Someone needs to sign this band. Today.
Every now and then you find an unsigned band who make it all worthwhile, and that?s how I feel about Buffalo?s The Midnight Ghost Train. Not only are they self-financing a full month-long US tour, but their bluesy, boozy, diverse six-track The Johnny Boy EP — which is actually about 50 minutes long — is pushing the stoner envelope with a sound as natural as it is brazen.
A trio featuring Steve Moss on guitar and vocals, Keith Harry-Carey on bass (since replaced by O.D. Lallo of L.O.M.F. and formerly Negative Reaction) and drummer Jake Levin (since replaced by Brandon Burghart), also on piano, The Midnight Ghost Train are one of those bands who actually deliver when you say, ?Wow, I sure hope there?s a harmonica on this song.? The Johnny Boy EP opener ?Brothers? gets moving with a driving riff and the memorable, charming lyric, ?I?m in love with a new girl every week.? Moss? vocal has a very stoner rock rough edge, and on the softer, longer, more atmospheric ?Stranger? he seems to have taken a diction cue from Eric Wagner?s later work in Trouble. Not a bad thing since it works coupled with the echoing, bluesy guitar.
Throughout The Johnny Boy EP, the compositions remain diverse. ?Waltz? keeps in line with ?Stranger? and ?Brothers? lyrically, furthering the theme of love come and gone over a bed of post-grunge heavy/quiet tradeoffs. The fuzzy bass leads the way, lending the song a sub-experimental bent that transitions well into the piano-laden ?In Fog.? Soulful guest female vocals from Caitlin Koch and more harmonica make the song a standout and highlight on the EP — at least until the 17-minute ?Woman of Hate,? which again features Koch and seems to cull together all the elements thus far presented and set them against a Sleep-style riff and a mad ramble beginning just after the song hits 10 minutes.
The long slowdown/deconstruction of ?Woman of Hate? — clearly meant as the apex of the album — ends in faded out feedback and the epilogue/closer ?Do You Feel? finds Moss strumming an acoustic guitar and saying, ?I?m just gonna go for it? Done while a pretty girl sleeps,? before delivering another lonely lyric. At about 2:42, it?s a quick, sentimental ending, but is one more reminder of the multi-faceted approach of The Midnight Ghost Train, who in just six tracks have helped validate the assertion that stoner rock is still alive and vibrant in the US and that there are bands out there still waiting to be discovered by the few who know enough to go find them.
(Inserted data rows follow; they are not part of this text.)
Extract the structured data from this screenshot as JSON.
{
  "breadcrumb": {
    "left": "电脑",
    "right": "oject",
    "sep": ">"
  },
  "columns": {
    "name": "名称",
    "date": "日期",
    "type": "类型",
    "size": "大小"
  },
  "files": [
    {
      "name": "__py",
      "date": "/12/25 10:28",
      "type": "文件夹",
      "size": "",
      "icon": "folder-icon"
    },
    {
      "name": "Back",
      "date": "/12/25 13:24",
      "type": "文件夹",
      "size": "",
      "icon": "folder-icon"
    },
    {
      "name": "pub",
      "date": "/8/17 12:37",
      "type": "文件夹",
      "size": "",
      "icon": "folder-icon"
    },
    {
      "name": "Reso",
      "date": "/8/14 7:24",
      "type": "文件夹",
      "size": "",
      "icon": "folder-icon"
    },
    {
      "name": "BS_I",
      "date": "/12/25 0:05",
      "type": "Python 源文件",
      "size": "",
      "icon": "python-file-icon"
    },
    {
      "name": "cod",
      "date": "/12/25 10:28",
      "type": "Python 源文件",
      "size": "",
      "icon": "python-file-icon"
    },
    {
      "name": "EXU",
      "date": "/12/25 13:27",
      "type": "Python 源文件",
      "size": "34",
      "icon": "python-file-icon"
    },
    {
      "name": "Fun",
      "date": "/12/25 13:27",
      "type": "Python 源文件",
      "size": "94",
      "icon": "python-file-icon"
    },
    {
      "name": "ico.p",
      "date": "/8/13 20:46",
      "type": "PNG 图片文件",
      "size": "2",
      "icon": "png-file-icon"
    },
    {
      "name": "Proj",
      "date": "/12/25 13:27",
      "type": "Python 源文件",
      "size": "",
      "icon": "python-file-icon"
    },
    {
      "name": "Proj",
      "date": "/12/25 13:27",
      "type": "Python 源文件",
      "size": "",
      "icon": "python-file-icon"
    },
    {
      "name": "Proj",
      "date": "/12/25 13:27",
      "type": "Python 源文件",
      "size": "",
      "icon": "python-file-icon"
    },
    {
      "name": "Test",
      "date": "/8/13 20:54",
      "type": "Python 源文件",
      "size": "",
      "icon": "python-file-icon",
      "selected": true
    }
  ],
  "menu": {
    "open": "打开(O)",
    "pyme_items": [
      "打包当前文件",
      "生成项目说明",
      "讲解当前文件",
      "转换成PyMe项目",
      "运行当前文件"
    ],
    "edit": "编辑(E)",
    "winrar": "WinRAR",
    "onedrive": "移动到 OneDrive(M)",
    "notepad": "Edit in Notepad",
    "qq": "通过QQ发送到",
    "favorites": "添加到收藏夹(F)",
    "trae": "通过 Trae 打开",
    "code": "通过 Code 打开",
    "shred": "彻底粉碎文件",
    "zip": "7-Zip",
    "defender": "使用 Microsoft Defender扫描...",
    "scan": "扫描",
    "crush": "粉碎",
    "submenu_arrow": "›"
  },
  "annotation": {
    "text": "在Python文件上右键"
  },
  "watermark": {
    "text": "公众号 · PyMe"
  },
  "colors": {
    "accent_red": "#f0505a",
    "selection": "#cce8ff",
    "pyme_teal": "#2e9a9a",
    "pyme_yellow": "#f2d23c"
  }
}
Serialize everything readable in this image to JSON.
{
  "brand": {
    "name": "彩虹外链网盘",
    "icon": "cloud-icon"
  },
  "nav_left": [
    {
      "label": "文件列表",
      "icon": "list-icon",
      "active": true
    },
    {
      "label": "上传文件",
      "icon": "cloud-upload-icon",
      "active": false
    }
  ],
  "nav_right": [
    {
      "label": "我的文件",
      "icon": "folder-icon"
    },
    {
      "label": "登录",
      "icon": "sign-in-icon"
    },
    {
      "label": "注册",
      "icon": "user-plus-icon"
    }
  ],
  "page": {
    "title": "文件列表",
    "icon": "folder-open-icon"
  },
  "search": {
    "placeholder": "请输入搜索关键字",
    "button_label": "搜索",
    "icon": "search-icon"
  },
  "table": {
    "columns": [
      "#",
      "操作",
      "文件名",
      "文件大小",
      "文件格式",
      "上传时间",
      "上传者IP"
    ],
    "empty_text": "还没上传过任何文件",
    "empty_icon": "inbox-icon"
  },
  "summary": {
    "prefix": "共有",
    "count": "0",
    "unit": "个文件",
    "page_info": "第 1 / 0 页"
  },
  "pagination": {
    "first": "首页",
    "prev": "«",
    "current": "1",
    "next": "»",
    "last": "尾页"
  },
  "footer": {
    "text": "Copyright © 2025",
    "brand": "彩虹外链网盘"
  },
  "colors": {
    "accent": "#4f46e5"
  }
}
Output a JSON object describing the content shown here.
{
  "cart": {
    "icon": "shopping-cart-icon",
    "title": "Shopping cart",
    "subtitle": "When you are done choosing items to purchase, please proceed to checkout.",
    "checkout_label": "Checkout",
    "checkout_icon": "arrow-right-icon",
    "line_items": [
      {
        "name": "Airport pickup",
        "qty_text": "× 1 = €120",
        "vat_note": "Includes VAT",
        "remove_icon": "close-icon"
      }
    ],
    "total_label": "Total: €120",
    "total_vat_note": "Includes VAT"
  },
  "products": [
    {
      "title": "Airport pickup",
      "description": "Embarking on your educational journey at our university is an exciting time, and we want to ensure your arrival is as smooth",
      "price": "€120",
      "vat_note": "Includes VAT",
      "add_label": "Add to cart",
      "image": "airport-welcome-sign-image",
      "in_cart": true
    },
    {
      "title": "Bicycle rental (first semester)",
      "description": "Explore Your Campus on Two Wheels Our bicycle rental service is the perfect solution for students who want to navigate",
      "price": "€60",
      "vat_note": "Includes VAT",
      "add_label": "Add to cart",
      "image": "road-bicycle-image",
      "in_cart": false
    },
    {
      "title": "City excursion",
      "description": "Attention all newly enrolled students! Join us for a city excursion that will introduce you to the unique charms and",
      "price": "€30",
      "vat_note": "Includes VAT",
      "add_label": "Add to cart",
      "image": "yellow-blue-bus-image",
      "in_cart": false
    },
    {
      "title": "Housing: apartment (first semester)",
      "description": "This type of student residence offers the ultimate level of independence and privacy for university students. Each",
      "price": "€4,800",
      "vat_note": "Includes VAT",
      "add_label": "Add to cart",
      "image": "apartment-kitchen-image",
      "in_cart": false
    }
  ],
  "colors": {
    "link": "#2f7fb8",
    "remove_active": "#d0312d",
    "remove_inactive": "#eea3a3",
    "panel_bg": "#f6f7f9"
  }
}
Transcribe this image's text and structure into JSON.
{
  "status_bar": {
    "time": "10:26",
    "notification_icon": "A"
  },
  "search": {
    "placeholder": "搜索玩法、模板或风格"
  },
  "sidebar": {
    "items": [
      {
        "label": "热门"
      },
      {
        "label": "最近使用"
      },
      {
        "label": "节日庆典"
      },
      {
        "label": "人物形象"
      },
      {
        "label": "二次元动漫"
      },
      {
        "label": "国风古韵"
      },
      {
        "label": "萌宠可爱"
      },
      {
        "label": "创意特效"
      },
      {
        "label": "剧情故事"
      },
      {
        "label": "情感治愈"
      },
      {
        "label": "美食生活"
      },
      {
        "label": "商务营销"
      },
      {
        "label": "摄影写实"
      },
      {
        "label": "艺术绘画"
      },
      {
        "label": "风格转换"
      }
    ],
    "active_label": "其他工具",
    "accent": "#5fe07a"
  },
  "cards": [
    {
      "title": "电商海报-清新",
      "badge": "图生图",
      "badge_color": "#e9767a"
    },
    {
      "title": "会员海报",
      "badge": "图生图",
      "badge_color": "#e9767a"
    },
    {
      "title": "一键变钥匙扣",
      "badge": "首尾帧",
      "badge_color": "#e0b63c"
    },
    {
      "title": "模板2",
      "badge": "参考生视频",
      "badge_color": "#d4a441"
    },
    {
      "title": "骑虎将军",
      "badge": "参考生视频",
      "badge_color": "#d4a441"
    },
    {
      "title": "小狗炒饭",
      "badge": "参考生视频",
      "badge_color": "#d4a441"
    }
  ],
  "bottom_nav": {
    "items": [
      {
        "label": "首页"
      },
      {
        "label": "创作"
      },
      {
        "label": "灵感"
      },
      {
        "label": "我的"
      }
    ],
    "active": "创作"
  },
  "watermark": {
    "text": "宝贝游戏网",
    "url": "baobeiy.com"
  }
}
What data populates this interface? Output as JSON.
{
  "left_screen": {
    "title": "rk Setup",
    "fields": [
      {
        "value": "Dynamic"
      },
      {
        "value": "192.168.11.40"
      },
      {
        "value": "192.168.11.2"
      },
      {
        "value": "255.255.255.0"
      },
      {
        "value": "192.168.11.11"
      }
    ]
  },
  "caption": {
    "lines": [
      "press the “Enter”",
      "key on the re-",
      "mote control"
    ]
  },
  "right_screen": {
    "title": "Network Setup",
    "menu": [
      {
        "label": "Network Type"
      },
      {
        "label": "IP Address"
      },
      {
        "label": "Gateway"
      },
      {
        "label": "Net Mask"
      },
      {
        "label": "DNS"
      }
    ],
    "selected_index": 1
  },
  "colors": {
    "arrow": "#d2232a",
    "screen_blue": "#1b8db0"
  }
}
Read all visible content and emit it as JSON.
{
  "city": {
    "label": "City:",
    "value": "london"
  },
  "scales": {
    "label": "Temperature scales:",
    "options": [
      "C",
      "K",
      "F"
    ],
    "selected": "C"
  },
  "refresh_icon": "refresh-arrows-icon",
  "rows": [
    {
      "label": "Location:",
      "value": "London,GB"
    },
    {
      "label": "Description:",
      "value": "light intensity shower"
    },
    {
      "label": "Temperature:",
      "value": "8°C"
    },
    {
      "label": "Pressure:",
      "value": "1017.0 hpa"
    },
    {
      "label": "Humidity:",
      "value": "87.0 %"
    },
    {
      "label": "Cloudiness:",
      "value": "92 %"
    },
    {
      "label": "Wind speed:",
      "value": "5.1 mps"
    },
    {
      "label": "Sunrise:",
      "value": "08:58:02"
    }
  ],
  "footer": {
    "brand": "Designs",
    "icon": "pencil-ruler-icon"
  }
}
And hopefully when they do find them, they sign them. Because, yeah, that needs to happen.
Tags: Buffalo, The Midnight Ghost Train, Unsigned bands